Segment Start: PROVIDED MATERIAL

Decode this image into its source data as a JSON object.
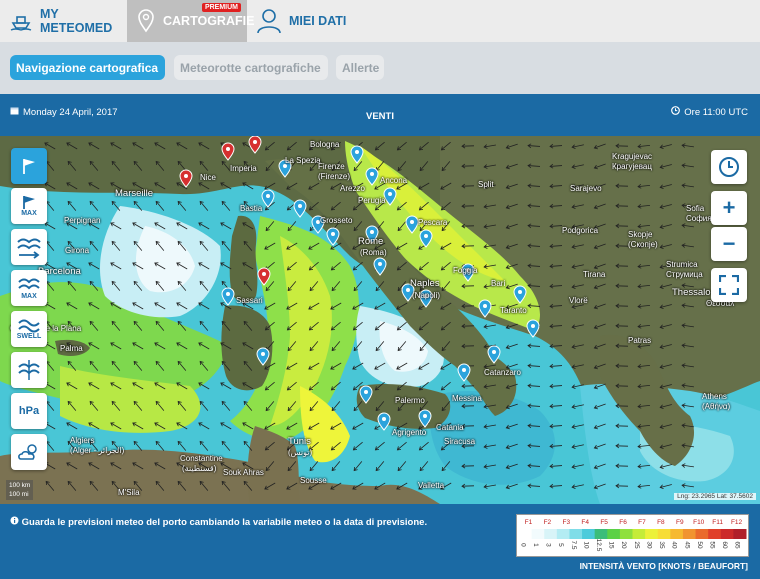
{
  "topnav": {
    "tabs": [
      {
        "label": "MY METEOMED",
        "icon": "ship-icon"
      },
      {
        "label": "CARTOGRAFIE",
        "icon": "map-pin-icon",
        "badge": "PREMIUM"
      },
      {
        "label": "MIEI DATI",
        "icon": "user-icon"
      }
    ]
  },
  "subnav": {
    "tabs": [
      "Navigazione cartografica",
      "Meteorotte cartografiche",
      "Allerte"
    ]
  },
  "bar": {
    "date": "Monday 24 April, 2017",
    "title": "VENTI",
    "hour": "Ore 11:00 UTC"
  },
  "map": {
    "left_controls": [
      {
        "name": "flag",
        "label": ""
      },
      {
        "name": "flag-max",
        "label": "MAX"
      },
      {
        "name": "wave-arrow",
        "label": ""
      },
      {
        "name": "wave-max",
        "label": "MAX"
      },
      {
        "name": "swell",
        "label": "SWELL"
      },
      {
        "name": "wave-split",
        "label": ""
      },
      {
        "name": "hpa",
        "label": "hPa"
      },
      {
        "name": "cloud-sun",
        "label": ""
      }
    ],
    "right_controls": [
      "clock",
      "+",
      "−",
      "fullscreen"
    ],
    "cities": [
      {
        "name": "Marseille",
        "big": true
      },
      {
        "name": "Nice"
      },
      {
        "name": "Imperia"
      },
      {
        "name": "La Spezia"
      },
      {
        "name": "Bologna"
      },
      {
        "name": "Firenze"
      },
      {
        "name": "(Firenze)"
      },
      {
        "name": "Ancona"
      },
      {
        "name": "Arezzo"
      },
      {
        "name": "Perugia"
      },
      {
        "name": "Perpignan"
      },
      {
        "name": "Girona"
      },
      {
        "name": "Barcelona",
        "big": true
      },
      {
        "name": "Bastia"
      },
      {
        "name": "Grosseto"
      },
      {
        "name": "Rome",
        "big": true
      },
      {
        "name": "(Roma)"
      },
      {
        "name": "Pescara"
      },
      {
        "name": "Foggia"
      },
      {
        "name": "Bari"
      },
      {
        "name": "Naples",
        "big": true
      },
      {
        "name": "(Napoli)"
      },
      {
        "name": "Taranto"
      },
      {
        "name": "Sassari"
      },
      {
        "name": "Castello de la Plana"
      },
      {
        "name": "Palma"
      },
      {
        "name": "Split"
      },
      {
        "name": "Sarajevo"
      },
      {
        "name": "Podgorica"
      },
      {
        "name": "Tirana"
      },
      {
        "name": "Vlorë"
      },
      {
        "name": "Kragujevac"
      },
      {
        "name": "Крагујевац"
      },
      {
        "name": "Sofia"
      },
      {
        "name": "София"
      },
      {
        "name": "Skopje"
      },
      {
        "name": "(Скопје)"
      },
      {
        "name": "Strumica"
      },
      {
        "name": "Струмица"
      },
      {
        "name": "Thessalo"
      },
      {
        "name": "Θεσσαλ"
      },
      {
        "name": "Athens"
      },
      {
        "name": "(Αθήνα)"
      },
      {
        "name": "Patras"
      },
      {
        "name": "Messina"
      },
      {
        "name": "Catanzaro"
      },
      {
        "name": "Palermo"
      },
      {
        "name": "Agrigento"
      },
      {
        "name": "Catania"
      },
      {
        "name": "Siracusa"
      },
      {
        "name": "Tunis"
      },
      {
        "name": "(تونس)"
      },
      {
        "name": "Algiers"
      },
      {
        "name": "(Alger - الجزائر)"
      },
      {
        "name": "Constantine"
      },
      {
        "name": "(قسنطينة)"
      },
      {
        "name": "Souk Ahras"
      },
      {
        "name": "Sousse"
      },
      {
        "name": "M'Sila"
      },
      {
        "name": "Valletta"
      }
    ],
    "scale": [
      "100 km",
      "100 mi"
    ],
    "coords": "Lng: 23.2965 Lat: 37.5602"
  },
  "footer": {
    "info": "Guarda le previsioni meteo del porto cambiando la variabile meteo o la data di previsione.",
    "legend_beaufort": [
      "F1",
      "F2",
      "F3",
      "F4",
      "F5",
      "F6",
      "F7",
      "F8",
      "F9",
      "F10",
      "F11",
      "F12"
    ],
    "legend_knots": [
      "0",
      "1",
      "3",
      "5",
      "7.5",
      "10",
      "12.5",
      "15",
      "20",
      "25",
      "30",
      "35",
      "40",
      "45",
      "50",
      "55",
      "60",
      "65"
    ],
    "legend_caption": "INTENSITÀ VENTO [KNOTS / BEAUFORT]"
  },
  "colors": {
    "header_blue": "#1b6aa4",
    "accent": "#2ba3dc",
    "premium_red": "#e02020"
  }
}
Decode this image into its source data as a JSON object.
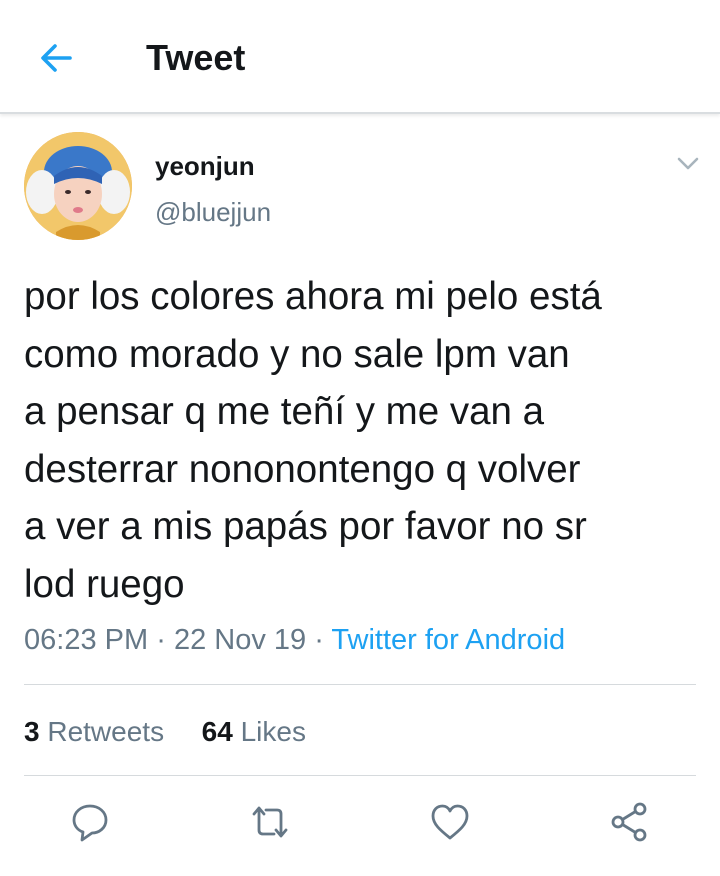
{
  "header": {
    "back_icon": "arrow-left-icon",
    "title": "Tweet",
    "accent_color": "#1da1f2"
  },
  "tweet": {
    "display_name": "yeonjun",
    "handle": "@bluejjun",
    "more_icon": "chevron-down-icon",
    "text": "por los colores ahora mi pelo está\ncomo morado y no sale lpm van\na pensar q me teñí y me van a\ndesterrar nononontengo q volver\na ver a mis papás por favor no sr\nlod ruego",
    "time": "06:23 PM",
    "date": "22 Nov 19",
    "separator": "·",
    "source": "Twitter for Android"
  },
  "stats": {
    "retweets_count": "3",
    "retweets_label": "Retweets",
    "likes_count": "64",
    "likes_label": "Likes"
  },
  "actions": [
    {
      "icon": "reply-icon"
    },
    {
      "icon": "retweet-icon"
    },
    {
      "icon": "like-icon"
    },
    {
      "icon": "share-icon"
    }
  ],
  "colors": {
    "text_primary": "#14171a",
    "text_secondary": "#657786",
    "link": "#1da1f2",
    "divider": "#d6dadd"
  }
}
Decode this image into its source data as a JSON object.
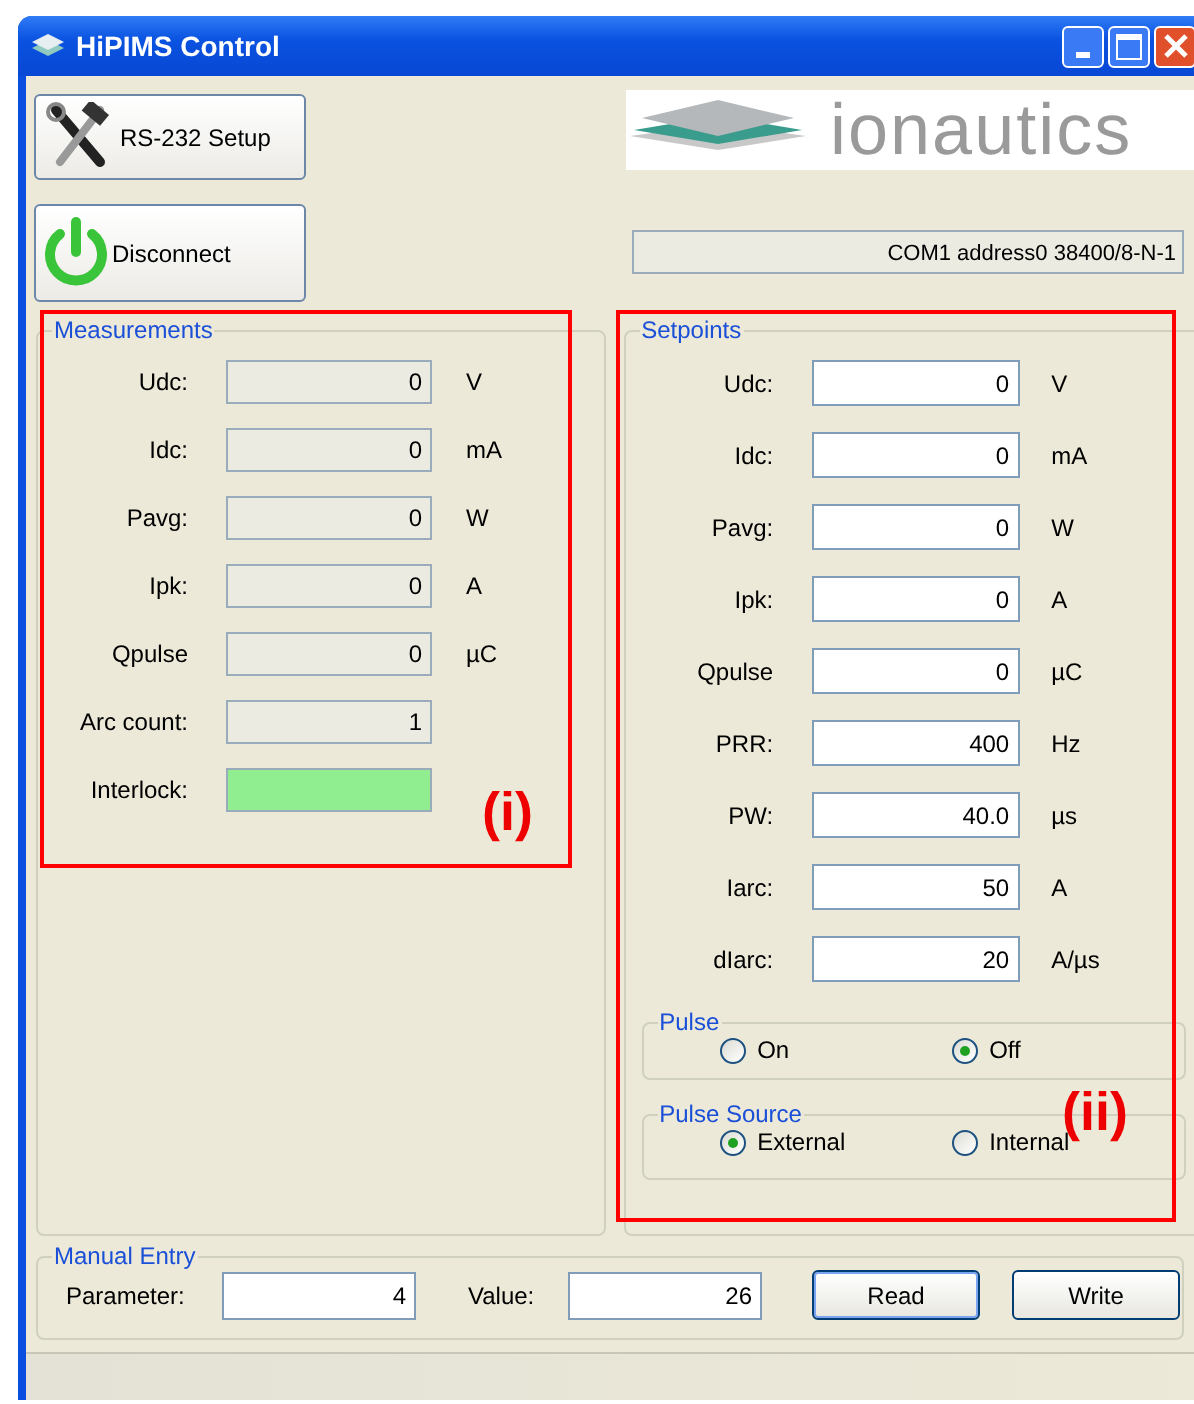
{
  "window": {
    "title": "HiPIMS Control"
  },
  "setup_button": "RS-232 Setup",
  "connect_button": "Disconnect",
  "logo": "ionautics",
  "connection_status": "COM1 address0 38400/8-N-1",
  "measurements": {
    "title": "Measurements",
    "rows": [
      {
        "kind": "reading",
        "label": "Udc:",
        "value": "0",
        "unit": "V"
      },
      {
        "kind": "reading",
        "label": "Idc:",
        "value": "0",
        "unit": "mA"
      },
      {
        "kind": "reading",
        "label": "Pavg:",
        "value": "0",
        "unit": "W"
      },
      {
        "kind": "reading",
        "label": "Ipk:",
        "value": "0",
        "unit": "A"
      },
      {
        "kind": "reading",
        "label": "Qpulse",
        "value": "0",
        "unit": "µC"
      },
      {
        "kind": "reading",
        "label": "Arc count:",
        "value": "1"
      },
      {
        "kind": "indicator",
        "label": "Interlock:",
        "on": true
      }
    ]
  },
  "setpoints": {
    "title": "Setpoints",
    "rows": [
      {
        "label": "Udc:",
        "value": "0",
        "unit": "V"
      },
      {
        "label": "Idc:",
        "value": "0",
        "unit": "mA"
      },
      {
        "label": "Pavg:",
        "value": "0",
        "unit": "W"
      },
      {
        "label": "Ipk:",
        "value": "0",
        "unit": "A"
      },
      {
        "label": "Qpulse",
        "value": "0",
        "unit": "µC"
      },
      {
        "label": "PRR:",
        "value": "400",
        "unit": "Hz"
      },
      {
        "label": "PW:",
        "value": "40.0",
        "unit": "µs"
      },
      {
        "label": "Iarc:",
        "value": "50",
        "unit": "A"
      },
      {
        "label": "dIarc:",
        "value": "20",
        "unit": "A/µs"
      }
    ],
    "radio_groups": [
      {
        "title": "Pulse",
        "options": [
          {
            "label": "On",
            "selected": false
          },
          {
            "label": "Off",
            "selected": true
          }
        ]
      },
      {
        "title": "Pulse Source",
        "options": [
          {
            "label": "External",
            "selected": true
          },
          {
            "label": "Internal",
            "selected": false
          }
        ]
      }
    ]
  },
  "manual_entry": {
    "title": "Manual Entry",
    "parameter_label": "Parameter:",
    "parameter": "4",
    "value_label": "Value:",
    "value": "26",
    "buttons": [
      "Read",
      "Write"
    ]
  },
  "annotations": [
    "(i)",
    "(ii)"
  ]
}
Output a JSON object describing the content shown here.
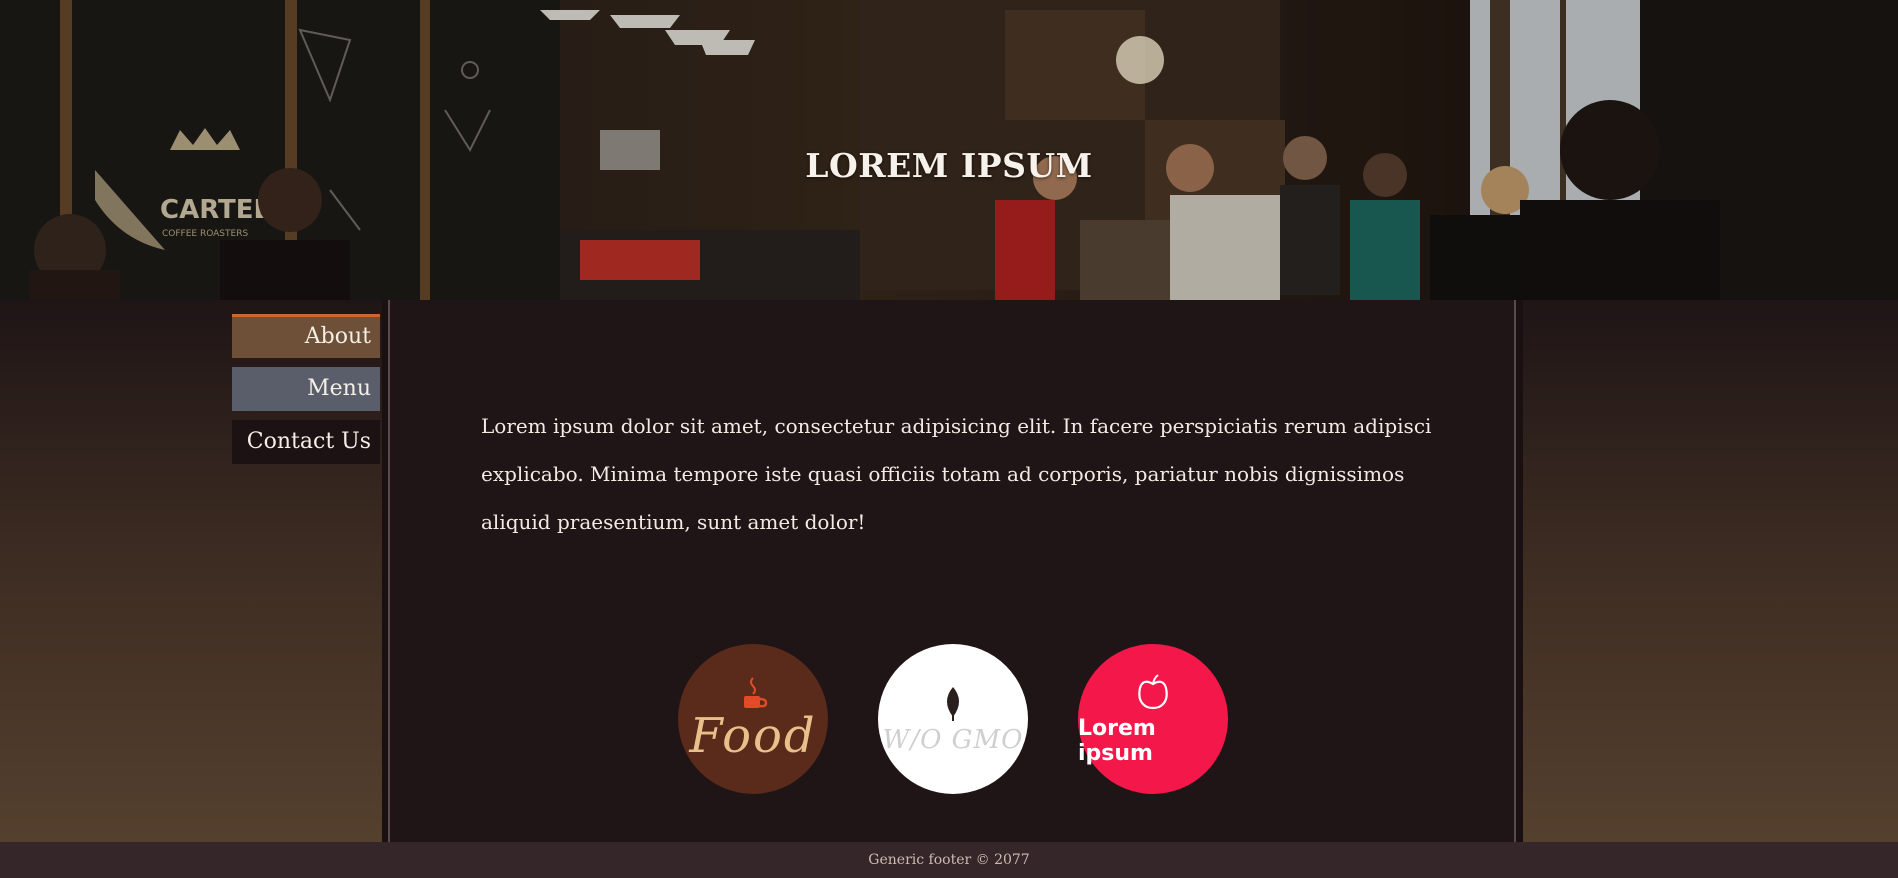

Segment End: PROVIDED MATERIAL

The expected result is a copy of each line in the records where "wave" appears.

# [RESPONSE TO THIS EXERCISE]
        "name": "wave-arrow",
        "name": "wave-max",
        "name": "wave-split",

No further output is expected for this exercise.